To do.
Within the lines below, find those that hold the string "Bears" and copy each one.

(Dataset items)
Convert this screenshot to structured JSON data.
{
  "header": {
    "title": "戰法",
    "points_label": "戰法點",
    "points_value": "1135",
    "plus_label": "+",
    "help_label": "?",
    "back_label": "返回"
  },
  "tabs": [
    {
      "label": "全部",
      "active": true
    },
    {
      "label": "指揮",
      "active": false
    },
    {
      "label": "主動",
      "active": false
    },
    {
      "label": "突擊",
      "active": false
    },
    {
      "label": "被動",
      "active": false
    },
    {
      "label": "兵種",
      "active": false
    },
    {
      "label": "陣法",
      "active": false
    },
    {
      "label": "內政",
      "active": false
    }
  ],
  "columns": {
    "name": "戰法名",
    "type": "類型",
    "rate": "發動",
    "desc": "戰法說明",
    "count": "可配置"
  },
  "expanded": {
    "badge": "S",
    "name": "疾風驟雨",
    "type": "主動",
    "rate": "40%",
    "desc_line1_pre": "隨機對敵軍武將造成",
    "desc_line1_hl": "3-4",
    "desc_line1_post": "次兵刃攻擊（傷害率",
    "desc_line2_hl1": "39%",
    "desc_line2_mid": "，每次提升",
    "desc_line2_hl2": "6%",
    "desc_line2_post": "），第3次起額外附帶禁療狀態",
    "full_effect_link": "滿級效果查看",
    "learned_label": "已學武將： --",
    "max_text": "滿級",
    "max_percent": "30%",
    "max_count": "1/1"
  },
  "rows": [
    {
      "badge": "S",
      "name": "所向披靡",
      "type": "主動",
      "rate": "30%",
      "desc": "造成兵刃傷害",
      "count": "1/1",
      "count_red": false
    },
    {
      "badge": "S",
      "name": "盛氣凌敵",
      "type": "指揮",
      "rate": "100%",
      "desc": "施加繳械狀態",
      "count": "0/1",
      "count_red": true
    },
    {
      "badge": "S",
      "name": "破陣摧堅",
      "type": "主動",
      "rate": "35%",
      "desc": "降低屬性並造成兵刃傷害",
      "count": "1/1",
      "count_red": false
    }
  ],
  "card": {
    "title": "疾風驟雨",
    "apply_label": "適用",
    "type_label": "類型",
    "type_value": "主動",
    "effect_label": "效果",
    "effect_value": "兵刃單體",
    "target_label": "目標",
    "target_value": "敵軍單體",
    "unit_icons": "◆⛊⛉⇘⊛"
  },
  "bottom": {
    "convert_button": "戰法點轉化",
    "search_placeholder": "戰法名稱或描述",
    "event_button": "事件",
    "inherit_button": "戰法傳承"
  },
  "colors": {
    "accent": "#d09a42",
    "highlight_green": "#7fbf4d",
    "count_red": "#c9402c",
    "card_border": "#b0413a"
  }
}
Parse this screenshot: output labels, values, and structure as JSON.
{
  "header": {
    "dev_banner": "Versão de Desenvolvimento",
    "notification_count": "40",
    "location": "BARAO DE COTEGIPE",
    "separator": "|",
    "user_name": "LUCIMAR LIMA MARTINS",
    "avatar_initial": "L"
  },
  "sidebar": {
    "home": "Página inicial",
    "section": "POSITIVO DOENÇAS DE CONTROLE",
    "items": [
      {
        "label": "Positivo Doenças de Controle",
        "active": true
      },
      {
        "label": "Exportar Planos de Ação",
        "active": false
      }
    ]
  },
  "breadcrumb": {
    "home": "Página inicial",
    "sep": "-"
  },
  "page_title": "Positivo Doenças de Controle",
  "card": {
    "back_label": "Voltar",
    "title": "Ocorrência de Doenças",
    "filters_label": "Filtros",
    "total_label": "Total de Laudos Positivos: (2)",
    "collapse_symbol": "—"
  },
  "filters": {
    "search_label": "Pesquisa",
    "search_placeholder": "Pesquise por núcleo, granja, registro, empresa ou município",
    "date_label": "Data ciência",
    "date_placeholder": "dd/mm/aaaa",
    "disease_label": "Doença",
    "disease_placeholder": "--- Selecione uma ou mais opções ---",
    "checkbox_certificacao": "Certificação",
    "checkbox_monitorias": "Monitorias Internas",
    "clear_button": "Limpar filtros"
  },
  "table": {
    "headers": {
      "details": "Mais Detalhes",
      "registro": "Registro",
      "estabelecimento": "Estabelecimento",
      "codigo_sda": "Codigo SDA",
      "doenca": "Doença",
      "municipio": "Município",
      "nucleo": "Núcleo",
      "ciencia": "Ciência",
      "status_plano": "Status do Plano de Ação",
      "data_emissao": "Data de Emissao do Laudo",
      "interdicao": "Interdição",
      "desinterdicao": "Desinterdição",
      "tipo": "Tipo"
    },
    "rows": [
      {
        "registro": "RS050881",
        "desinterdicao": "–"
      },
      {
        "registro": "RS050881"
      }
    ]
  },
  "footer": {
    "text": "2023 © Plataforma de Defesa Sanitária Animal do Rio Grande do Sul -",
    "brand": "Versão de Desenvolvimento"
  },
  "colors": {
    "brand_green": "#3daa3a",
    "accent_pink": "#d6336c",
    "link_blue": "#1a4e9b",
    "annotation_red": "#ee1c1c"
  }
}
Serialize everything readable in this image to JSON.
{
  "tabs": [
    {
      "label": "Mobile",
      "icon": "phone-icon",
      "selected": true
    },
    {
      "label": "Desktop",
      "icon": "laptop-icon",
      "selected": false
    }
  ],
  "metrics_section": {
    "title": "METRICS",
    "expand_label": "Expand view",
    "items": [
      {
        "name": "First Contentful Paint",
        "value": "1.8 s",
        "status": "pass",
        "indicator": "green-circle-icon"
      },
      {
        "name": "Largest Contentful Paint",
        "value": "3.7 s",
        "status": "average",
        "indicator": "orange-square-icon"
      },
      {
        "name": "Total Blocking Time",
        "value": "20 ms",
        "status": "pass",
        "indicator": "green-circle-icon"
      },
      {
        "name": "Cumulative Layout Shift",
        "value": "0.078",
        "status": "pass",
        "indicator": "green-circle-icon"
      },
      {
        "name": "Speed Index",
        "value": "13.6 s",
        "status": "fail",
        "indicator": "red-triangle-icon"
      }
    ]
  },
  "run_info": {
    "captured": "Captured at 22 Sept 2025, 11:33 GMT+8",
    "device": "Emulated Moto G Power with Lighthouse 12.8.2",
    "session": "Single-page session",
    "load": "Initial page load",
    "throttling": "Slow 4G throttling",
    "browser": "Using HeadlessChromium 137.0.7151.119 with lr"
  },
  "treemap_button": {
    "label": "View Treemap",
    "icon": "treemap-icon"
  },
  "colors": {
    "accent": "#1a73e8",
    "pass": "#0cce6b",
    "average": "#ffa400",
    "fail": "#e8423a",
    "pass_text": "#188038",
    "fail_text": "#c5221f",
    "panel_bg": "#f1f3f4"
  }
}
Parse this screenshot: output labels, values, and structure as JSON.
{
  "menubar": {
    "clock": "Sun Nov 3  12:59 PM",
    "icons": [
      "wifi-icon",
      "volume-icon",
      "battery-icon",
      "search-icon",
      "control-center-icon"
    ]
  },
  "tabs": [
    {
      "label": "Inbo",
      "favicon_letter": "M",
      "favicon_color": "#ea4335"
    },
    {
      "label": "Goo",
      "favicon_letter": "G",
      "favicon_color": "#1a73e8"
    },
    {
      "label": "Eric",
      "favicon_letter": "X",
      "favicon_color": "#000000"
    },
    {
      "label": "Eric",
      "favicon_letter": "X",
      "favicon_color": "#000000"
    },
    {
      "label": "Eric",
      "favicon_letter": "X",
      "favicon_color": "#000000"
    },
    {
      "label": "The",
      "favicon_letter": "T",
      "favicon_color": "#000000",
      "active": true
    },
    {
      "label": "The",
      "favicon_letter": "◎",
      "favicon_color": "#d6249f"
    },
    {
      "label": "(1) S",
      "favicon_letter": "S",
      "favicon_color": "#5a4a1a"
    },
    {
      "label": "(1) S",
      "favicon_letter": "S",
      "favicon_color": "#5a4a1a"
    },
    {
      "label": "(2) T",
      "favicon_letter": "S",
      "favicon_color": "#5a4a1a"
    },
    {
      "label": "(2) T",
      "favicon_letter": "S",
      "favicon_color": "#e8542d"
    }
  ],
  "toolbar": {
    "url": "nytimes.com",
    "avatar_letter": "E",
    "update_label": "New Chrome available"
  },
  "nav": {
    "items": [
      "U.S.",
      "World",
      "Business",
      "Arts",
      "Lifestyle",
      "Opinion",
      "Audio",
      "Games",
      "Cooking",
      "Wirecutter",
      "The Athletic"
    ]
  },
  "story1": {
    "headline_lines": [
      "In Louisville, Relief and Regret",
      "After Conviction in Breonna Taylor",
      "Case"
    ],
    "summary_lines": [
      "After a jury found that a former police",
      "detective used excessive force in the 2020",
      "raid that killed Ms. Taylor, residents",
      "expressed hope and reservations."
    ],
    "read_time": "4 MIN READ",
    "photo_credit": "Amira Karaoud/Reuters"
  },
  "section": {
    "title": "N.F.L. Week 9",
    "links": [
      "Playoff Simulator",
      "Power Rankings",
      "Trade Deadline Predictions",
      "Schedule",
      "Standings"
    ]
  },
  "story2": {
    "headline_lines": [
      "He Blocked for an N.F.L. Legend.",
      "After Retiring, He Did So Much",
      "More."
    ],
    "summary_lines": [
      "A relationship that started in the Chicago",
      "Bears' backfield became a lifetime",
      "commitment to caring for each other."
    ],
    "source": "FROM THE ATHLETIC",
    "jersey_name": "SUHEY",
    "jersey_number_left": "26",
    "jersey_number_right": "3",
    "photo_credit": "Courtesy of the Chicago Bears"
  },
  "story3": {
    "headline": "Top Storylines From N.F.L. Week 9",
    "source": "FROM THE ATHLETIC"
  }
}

Answer to this task.
      "Bears' backfield became a lifetime",
    "photo_credit": "Courtesy of the Chicago Bears"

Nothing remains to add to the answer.